Hopsewee, a South Carolina's National Historic Landmark, is a preservation rather than a restoration and has never been allowed to fall into decay as it has always been cherished. 0nly five families have owned it, although it was built almost 40 years before the Revolutionary War.
A visit to Hopsewee on the North Santee River is like a step into a cool still spot in history. Peace, quiet and beautiful vista of golden river and the green and gray of moss-hung trees give one pause and time for contemplation. Wooded trails add to the nature lover's pleasure.

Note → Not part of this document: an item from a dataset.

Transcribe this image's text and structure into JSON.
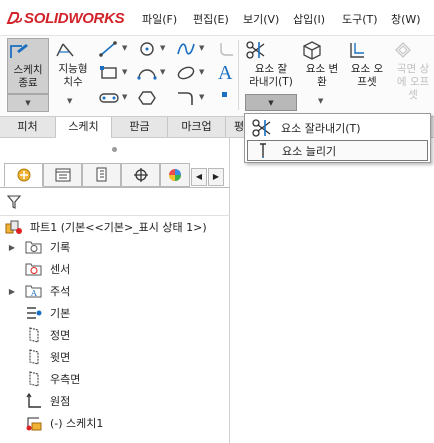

The house, still a private residence, is a typical low country rice plantation dwelling of the early eighteenth century with four rooms opening into a wide center hall on each floor, a full brick cellar and attic rooms. The house has a lovely staircase and there is hand carved molding in each room and random width heart pine floors are almost one and one half inches thick. Constructed on a brick foundation which is covered by scored tabby, the house is built of black cypress, which probably accounts for the fact that it is basically the same house the Lynches built 40 years before the Revolutionary War. It is furnished in eighteenth and nineteenth century furniture.